The word "true": in how many lines of the records does it appear? Reply with the number alone.

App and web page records
Start of Block
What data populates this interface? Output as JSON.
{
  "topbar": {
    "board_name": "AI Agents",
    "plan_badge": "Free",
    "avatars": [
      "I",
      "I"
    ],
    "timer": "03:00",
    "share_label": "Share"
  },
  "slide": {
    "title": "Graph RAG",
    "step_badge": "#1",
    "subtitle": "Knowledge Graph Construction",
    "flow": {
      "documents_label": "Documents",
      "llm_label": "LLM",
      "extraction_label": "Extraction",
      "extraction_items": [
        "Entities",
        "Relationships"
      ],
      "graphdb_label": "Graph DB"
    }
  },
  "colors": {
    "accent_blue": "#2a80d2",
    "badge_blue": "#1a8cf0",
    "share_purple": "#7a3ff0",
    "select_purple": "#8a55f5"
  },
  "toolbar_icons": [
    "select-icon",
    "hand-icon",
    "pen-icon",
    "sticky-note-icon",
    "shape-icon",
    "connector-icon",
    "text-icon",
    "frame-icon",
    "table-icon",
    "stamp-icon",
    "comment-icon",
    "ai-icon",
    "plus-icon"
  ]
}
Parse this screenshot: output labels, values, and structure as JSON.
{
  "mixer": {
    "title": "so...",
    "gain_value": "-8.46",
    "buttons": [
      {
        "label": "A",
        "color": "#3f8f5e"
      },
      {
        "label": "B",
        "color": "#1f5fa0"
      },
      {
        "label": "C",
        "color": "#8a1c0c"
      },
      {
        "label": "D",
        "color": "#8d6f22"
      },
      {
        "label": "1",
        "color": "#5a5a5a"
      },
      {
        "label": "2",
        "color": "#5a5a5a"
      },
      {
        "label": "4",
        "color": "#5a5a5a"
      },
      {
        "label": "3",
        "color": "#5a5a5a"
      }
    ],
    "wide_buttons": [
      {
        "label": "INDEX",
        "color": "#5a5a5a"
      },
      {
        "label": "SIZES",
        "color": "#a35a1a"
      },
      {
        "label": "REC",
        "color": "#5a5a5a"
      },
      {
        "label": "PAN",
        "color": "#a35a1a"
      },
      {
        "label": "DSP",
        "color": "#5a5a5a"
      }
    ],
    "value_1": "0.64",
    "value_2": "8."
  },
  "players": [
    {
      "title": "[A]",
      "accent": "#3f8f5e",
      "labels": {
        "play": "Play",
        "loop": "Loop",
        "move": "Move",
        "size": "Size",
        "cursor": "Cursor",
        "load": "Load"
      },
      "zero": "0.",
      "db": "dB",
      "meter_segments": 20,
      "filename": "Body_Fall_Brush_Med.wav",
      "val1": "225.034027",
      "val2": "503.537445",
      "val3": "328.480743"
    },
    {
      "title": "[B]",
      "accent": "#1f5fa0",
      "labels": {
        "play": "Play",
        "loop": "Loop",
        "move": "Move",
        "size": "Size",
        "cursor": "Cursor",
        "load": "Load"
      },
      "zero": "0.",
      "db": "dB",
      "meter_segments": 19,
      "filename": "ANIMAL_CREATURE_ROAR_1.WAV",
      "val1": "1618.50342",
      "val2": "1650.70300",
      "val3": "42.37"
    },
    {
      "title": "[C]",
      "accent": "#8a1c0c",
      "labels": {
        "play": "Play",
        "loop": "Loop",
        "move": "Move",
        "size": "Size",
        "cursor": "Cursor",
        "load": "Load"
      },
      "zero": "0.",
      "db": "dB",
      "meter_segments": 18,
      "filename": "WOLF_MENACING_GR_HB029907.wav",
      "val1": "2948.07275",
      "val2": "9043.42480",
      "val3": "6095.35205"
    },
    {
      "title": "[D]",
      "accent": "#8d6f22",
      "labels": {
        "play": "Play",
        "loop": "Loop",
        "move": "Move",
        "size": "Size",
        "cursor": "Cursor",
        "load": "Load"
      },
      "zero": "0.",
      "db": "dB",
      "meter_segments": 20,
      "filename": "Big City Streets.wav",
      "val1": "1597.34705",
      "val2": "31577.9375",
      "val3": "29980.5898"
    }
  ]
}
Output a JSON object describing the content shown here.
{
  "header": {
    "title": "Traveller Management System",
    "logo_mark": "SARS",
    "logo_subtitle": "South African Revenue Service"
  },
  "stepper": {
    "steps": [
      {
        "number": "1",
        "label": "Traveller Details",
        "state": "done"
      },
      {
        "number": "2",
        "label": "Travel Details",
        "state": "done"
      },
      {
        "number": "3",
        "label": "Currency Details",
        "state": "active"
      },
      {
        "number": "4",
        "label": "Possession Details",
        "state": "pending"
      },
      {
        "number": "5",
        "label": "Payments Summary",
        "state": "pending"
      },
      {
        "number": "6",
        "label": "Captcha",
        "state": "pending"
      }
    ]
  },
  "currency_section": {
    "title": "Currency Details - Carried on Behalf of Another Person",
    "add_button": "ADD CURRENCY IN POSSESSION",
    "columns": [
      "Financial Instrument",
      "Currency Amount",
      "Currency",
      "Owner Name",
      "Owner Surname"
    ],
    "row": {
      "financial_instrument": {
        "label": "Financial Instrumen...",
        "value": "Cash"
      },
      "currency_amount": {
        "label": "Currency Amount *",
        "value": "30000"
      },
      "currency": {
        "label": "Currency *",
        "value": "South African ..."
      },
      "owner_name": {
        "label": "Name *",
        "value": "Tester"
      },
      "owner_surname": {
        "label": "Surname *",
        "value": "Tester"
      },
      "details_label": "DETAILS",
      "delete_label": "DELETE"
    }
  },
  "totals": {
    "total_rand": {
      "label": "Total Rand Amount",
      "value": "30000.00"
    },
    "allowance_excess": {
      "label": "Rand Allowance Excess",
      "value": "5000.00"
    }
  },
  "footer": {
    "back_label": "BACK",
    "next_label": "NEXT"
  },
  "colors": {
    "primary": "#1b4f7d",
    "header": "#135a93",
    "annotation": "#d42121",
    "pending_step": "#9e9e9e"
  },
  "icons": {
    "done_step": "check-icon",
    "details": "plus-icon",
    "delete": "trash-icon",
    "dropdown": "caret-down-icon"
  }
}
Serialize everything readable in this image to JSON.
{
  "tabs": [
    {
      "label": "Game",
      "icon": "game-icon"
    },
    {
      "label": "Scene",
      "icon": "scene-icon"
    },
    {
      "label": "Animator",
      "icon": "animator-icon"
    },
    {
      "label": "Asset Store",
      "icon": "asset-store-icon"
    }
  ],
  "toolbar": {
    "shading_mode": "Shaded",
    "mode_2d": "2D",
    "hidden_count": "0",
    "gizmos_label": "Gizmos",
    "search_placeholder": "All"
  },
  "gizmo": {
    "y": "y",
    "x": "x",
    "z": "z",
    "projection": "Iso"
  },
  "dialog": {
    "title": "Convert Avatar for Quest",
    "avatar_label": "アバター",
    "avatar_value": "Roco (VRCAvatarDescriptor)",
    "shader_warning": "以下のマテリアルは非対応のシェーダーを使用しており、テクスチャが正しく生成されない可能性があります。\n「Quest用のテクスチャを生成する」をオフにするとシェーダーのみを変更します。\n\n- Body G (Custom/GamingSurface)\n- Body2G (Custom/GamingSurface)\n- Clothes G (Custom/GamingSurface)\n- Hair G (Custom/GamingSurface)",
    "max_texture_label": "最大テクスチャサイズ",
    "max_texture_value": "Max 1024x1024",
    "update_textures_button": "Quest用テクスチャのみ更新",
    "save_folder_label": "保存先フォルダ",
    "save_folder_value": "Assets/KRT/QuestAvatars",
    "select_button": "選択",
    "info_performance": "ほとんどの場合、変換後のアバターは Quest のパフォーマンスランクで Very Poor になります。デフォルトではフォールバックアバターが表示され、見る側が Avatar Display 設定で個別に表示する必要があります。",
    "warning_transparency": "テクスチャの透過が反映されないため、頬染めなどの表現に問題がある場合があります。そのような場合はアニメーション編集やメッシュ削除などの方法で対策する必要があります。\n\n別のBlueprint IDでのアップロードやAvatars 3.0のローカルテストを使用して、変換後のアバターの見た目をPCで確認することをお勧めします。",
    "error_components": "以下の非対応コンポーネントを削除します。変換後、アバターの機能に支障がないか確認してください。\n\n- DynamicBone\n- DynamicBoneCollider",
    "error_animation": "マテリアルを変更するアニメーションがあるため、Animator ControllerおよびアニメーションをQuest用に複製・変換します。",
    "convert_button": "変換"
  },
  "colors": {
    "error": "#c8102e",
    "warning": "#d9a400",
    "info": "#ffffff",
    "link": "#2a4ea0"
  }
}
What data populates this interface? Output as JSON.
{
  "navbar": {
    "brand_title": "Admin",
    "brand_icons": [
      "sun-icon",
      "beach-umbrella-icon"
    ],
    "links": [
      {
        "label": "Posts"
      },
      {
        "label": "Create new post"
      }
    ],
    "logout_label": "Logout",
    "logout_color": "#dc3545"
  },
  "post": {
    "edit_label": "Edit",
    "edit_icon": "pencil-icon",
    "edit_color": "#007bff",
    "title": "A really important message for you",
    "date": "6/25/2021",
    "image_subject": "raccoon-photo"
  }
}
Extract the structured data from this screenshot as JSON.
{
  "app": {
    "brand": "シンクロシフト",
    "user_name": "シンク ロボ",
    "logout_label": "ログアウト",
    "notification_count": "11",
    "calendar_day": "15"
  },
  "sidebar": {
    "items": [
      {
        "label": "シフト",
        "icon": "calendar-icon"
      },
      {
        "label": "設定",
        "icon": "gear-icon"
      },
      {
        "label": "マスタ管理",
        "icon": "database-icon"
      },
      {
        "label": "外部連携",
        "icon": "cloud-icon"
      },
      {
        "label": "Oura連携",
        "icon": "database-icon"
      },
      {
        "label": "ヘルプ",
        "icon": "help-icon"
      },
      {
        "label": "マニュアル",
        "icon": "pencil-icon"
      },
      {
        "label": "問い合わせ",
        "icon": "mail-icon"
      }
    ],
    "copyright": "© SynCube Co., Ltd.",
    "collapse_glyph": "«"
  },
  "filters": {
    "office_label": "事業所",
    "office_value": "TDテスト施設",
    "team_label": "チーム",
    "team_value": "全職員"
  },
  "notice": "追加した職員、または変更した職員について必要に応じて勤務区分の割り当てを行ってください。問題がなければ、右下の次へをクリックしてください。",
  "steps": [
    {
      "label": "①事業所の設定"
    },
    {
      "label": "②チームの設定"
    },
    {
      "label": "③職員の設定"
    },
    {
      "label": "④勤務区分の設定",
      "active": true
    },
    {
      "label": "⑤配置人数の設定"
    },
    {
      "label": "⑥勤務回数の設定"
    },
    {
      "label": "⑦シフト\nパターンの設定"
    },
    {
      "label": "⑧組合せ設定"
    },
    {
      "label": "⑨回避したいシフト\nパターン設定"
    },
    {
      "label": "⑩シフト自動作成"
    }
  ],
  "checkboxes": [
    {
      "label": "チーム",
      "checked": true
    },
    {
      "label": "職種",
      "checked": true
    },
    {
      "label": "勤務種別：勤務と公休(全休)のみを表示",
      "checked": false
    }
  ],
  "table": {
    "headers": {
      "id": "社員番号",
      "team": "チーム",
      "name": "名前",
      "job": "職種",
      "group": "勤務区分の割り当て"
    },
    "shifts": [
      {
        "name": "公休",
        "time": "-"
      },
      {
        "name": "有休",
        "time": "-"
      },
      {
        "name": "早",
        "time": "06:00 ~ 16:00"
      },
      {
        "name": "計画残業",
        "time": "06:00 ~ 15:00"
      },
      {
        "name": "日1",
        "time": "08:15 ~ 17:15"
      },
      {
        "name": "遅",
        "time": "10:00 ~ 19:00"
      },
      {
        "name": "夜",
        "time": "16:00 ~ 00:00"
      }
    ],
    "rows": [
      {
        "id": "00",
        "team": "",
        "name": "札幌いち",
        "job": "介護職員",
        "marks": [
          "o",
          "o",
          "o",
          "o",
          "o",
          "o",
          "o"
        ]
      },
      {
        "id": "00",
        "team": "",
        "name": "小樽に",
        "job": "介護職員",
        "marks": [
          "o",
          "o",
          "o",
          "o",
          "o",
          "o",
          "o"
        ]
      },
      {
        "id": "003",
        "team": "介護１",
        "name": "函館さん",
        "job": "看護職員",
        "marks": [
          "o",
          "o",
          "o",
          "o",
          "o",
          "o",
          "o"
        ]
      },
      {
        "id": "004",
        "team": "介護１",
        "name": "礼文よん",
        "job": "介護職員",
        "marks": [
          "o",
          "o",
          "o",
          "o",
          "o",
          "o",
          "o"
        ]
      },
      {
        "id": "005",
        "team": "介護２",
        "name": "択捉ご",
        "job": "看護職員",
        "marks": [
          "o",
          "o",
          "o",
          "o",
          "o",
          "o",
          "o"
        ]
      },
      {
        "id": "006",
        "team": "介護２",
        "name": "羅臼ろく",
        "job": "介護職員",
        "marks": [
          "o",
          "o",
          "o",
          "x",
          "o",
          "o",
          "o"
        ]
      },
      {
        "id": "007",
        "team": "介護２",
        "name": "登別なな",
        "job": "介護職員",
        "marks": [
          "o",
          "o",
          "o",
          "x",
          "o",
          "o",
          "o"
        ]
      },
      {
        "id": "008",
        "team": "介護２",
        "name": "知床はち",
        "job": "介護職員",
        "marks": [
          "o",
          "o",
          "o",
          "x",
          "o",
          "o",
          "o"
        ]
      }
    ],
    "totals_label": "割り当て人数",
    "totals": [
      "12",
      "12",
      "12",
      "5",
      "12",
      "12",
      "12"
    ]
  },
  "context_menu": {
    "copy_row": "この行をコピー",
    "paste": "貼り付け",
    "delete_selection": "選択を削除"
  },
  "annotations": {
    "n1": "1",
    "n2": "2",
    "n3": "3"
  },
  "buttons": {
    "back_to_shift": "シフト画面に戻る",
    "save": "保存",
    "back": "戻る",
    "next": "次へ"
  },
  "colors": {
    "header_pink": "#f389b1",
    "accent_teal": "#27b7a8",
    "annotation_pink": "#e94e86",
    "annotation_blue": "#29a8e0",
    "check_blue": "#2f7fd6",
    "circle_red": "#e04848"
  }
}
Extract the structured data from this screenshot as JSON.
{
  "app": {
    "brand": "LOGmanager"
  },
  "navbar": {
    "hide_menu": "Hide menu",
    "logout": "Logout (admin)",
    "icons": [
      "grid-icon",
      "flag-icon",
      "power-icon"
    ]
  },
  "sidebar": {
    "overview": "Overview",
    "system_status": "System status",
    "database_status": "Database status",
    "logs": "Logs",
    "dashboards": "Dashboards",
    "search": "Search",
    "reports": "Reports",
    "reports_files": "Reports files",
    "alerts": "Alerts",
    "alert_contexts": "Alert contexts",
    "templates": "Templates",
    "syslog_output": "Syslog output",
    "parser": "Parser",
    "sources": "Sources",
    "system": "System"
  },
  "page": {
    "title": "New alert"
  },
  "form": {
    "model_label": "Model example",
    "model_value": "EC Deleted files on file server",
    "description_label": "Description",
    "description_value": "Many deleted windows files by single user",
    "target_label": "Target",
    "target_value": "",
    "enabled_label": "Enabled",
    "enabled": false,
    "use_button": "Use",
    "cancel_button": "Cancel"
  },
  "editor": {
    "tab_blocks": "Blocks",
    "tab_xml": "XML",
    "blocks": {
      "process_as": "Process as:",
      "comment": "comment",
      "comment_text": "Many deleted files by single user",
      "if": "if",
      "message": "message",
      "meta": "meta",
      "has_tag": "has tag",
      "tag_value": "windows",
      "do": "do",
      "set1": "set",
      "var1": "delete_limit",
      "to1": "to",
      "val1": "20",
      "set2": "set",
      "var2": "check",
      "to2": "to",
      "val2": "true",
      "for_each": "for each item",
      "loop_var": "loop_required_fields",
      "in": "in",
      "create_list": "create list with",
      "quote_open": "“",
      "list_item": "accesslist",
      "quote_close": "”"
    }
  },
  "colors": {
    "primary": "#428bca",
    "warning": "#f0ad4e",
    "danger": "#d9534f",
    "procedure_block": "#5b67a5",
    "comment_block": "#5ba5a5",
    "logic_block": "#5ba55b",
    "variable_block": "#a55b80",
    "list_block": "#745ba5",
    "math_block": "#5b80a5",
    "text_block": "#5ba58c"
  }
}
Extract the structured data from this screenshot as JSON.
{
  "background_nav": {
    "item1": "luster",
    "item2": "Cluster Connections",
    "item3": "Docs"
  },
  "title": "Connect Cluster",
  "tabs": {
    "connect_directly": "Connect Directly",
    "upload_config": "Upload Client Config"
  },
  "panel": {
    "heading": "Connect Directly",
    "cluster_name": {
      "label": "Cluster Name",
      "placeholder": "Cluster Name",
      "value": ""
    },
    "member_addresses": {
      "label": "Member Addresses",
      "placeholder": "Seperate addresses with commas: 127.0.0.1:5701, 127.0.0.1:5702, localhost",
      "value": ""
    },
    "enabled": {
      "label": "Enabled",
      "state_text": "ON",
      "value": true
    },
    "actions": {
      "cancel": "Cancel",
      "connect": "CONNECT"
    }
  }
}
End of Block
* [Your solution]:
5